● **Instructions for the task**
Go through the entries below and count the lines holding the word "Activities". Reply with only the number, please.
Start of Input data
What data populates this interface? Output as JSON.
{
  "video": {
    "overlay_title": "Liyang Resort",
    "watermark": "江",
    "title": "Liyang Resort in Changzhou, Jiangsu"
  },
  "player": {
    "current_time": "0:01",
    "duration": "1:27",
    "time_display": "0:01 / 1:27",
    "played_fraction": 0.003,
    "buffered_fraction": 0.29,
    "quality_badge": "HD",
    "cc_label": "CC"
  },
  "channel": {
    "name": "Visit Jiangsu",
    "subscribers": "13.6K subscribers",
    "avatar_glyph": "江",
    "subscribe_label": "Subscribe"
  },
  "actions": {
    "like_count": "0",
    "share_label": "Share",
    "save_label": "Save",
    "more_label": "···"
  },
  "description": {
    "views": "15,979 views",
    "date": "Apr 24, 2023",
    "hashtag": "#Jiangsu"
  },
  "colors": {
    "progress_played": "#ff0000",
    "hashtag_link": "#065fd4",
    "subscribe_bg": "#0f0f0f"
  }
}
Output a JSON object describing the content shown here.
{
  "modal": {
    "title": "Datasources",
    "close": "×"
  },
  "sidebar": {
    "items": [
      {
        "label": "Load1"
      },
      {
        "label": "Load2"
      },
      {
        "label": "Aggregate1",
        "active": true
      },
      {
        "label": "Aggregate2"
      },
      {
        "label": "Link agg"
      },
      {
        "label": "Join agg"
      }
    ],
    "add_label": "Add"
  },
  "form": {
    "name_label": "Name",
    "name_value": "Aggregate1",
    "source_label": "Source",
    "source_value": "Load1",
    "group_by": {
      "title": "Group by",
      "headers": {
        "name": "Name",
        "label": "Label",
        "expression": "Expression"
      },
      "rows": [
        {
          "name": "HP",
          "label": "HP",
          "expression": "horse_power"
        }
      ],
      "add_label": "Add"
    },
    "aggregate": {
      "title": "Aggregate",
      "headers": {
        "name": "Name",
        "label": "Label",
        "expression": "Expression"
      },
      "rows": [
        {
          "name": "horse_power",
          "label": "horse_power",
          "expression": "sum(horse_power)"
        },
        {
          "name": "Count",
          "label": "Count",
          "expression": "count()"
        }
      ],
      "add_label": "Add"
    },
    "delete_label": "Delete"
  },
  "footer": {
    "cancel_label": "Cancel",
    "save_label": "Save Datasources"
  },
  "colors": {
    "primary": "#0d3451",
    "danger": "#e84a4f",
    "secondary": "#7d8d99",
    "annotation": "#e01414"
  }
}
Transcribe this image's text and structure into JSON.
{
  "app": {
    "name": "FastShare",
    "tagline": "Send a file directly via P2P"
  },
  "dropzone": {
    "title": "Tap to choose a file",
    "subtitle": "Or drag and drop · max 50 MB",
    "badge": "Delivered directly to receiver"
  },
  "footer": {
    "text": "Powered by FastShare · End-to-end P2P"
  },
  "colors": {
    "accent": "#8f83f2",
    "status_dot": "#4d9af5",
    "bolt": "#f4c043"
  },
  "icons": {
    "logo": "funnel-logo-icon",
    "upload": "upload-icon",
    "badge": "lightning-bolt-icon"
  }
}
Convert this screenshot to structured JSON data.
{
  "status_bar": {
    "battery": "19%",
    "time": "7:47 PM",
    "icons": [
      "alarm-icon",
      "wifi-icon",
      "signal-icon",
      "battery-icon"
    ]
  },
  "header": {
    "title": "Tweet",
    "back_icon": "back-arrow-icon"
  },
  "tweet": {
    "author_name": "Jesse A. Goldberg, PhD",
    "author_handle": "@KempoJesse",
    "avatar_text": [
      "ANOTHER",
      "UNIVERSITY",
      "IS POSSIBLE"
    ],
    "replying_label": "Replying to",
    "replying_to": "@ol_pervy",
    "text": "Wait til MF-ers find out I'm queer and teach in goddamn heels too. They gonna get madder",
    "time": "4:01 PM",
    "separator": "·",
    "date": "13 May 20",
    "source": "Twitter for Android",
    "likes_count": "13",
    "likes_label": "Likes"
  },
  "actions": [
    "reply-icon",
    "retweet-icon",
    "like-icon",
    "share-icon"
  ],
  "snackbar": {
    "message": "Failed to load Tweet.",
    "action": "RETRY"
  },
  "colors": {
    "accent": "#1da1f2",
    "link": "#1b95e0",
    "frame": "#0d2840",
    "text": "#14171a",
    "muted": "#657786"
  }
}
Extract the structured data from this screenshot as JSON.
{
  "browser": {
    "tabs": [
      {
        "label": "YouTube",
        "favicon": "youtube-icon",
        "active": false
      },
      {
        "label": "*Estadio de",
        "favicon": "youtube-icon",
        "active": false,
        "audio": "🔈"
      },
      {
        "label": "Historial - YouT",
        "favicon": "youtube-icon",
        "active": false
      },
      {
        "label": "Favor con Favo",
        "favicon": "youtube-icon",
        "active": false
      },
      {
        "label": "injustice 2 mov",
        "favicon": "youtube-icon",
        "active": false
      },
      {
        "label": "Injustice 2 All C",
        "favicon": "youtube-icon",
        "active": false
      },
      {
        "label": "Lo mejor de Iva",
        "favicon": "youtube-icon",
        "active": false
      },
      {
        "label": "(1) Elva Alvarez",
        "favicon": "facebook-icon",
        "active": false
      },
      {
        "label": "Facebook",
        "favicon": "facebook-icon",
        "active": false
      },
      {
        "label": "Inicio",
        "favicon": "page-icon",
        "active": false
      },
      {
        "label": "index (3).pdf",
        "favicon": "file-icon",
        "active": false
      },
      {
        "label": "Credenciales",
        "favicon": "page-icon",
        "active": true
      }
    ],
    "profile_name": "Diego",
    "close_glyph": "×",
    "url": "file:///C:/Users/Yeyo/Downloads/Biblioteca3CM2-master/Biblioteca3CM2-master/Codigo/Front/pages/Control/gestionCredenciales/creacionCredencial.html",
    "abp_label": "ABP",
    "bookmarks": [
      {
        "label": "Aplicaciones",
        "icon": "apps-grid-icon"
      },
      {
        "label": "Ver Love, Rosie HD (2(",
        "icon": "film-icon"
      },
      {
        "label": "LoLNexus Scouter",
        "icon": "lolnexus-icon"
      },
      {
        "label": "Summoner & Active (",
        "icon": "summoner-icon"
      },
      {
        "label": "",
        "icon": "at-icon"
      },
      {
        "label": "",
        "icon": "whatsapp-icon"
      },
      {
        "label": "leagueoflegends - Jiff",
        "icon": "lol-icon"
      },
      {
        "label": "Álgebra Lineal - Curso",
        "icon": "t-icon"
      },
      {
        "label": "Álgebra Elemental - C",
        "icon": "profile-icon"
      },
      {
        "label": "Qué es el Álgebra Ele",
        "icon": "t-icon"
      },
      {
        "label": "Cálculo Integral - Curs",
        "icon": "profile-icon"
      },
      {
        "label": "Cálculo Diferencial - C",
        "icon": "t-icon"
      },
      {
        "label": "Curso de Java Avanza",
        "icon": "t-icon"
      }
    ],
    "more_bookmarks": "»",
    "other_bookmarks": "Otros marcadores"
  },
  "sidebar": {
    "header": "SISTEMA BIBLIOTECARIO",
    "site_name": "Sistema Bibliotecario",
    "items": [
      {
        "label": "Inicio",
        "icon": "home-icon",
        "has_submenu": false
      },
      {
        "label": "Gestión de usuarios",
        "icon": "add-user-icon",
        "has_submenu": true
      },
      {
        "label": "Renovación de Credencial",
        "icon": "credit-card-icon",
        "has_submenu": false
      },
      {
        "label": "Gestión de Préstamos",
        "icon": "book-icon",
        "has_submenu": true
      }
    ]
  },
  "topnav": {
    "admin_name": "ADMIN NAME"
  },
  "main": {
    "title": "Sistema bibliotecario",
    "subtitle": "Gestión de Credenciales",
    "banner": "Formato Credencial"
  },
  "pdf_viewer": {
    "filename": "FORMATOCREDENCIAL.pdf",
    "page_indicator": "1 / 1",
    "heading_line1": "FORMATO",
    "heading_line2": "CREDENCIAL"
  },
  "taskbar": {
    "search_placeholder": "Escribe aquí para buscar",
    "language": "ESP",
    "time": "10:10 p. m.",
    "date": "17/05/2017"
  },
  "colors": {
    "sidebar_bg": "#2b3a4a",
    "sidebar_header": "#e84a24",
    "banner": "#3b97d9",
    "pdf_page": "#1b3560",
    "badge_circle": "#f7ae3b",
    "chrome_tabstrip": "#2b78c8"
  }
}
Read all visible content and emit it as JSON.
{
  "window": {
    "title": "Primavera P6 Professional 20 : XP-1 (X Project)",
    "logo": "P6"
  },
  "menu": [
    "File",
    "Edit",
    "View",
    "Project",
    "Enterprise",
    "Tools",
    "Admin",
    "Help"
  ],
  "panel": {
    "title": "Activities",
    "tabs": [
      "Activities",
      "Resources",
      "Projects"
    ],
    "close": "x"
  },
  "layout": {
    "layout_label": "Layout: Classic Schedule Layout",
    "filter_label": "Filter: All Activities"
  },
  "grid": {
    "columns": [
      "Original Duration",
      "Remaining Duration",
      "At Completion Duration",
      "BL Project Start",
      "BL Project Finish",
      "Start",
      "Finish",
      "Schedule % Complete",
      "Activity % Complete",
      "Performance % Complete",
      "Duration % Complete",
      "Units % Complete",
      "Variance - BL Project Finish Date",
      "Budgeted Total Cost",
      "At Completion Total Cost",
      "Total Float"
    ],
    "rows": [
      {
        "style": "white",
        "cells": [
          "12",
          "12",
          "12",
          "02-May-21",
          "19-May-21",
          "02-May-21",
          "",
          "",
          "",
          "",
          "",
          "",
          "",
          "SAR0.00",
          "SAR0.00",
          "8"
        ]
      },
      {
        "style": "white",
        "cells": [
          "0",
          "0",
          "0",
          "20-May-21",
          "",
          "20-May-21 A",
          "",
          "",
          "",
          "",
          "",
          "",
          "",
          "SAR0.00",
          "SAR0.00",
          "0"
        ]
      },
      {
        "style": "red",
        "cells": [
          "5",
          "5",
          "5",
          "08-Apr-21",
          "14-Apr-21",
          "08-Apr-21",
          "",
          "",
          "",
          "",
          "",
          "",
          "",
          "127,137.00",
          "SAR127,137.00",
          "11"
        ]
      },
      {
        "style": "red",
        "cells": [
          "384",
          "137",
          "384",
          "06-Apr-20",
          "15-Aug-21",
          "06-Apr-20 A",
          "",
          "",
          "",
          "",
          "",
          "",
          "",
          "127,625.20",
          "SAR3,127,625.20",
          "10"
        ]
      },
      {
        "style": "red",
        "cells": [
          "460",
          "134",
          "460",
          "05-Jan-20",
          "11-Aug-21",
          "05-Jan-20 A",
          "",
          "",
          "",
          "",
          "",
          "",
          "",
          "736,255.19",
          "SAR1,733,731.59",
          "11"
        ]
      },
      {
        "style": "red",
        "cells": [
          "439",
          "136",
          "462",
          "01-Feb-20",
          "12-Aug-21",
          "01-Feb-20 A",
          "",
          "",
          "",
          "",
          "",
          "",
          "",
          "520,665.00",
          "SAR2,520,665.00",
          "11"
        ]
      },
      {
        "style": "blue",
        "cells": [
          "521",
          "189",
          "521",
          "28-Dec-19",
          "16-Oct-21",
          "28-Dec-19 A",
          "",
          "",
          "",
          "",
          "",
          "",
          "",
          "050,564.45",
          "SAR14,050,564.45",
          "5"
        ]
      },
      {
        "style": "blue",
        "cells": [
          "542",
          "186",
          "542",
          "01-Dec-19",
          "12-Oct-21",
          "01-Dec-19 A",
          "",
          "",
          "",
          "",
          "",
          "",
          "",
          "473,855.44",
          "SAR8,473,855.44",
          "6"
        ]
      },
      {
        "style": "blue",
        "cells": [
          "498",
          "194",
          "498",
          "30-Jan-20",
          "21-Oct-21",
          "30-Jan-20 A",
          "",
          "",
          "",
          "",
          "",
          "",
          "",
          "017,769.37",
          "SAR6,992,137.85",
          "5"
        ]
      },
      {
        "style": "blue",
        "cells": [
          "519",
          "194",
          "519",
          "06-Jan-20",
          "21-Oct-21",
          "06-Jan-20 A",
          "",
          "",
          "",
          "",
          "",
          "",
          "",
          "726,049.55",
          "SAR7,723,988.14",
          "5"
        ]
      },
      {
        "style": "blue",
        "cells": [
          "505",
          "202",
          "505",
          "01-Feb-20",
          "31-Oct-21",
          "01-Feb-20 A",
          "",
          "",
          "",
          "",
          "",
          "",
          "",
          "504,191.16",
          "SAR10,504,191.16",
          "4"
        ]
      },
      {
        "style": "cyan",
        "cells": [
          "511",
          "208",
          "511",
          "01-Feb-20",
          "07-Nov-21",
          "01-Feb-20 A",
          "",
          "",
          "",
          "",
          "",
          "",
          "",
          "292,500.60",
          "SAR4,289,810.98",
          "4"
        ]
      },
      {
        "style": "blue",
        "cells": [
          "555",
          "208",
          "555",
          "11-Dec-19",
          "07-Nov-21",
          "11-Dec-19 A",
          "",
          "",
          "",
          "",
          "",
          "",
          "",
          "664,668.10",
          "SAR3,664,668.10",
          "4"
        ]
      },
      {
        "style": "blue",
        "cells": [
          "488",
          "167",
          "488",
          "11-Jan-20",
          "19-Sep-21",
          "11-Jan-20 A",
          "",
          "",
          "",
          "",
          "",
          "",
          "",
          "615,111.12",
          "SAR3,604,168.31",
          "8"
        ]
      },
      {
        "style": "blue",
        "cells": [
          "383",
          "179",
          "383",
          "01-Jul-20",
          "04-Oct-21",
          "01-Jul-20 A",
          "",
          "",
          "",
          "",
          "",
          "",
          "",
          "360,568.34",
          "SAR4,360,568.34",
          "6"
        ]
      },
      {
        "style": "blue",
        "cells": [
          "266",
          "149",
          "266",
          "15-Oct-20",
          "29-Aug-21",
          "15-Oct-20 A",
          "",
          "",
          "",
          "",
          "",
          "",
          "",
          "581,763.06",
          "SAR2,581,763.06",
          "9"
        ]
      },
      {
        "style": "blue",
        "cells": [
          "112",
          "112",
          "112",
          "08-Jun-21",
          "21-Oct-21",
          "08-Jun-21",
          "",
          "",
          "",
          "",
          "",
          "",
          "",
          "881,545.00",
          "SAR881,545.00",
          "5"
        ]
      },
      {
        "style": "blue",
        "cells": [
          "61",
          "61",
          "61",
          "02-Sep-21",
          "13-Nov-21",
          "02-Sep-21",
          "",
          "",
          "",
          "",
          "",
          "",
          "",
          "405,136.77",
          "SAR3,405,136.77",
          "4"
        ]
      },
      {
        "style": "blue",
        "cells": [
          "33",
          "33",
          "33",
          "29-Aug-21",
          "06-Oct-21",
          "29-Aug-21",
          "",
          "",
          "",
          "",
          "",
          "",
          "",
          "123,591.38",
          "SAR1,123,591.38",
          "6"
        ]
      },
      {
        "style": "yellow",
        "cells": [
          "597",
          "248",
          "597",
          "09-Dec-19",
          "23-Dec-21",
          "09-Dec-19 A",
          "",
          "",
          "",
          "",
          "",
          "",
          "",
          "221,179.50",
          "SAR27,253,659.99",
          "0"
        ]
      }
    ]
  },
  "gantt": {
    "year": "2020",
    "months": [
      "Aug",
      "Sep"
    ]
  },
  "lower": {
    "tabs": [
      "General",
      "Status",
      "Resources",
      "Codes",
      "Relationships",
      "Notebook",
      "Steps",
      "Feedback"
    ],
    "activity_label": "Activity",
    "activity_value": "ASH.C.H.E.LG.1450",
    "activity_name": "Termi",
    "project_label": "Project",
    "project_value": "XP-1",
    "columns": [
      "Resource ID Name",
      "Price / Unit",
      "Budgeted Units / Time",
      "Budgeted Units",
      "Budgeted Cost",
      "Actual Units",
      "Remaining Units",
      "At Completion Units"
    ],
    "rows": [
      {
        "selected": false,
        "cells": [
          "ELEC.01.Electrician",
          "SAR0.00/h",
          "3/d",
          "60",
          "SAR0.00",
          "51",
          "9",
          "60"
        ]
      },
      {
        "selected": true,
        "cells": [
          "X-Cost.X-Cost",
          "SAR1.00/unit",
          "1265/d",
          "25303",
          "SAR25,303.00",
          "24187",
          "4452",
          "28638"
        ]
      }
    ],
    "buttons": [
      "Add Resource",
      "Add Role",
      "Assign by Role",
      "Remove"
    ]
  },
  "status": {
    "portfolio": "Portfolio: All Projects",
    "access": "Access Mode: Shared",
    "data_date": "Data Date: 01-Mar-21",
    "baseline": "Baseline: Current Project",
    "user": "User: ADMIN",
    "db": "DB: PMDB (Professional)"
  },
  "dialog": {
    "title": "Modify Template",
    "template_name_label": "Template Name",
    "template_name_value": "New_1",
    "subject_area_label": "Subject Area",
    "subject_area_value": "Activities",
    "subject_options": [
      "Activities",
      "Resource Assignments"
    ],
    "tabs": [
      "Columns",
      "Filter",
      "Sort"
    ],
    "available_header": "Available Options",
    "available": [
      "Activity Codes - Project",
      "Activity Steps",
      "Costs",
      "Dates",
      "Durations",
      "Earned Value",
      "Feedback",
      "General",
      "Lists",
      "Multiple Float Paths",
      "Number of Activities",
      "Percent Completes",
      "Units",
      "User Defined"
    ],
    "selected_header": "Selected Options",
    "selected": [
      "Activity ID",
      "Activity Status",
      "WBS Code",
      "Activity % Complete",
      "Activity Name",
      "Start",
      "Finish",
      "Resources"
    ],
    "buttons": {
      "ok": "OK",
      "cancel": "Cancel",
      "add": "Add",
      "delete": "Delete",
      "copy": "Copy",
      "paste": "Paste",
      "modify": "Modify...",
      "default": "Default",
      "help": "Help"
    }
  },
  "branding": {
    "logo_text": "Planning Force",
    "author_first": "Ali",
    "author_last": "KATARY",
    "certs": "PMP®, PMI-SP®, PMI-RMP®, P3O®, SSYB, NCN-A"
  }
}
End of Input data
● **Exercise solution**
6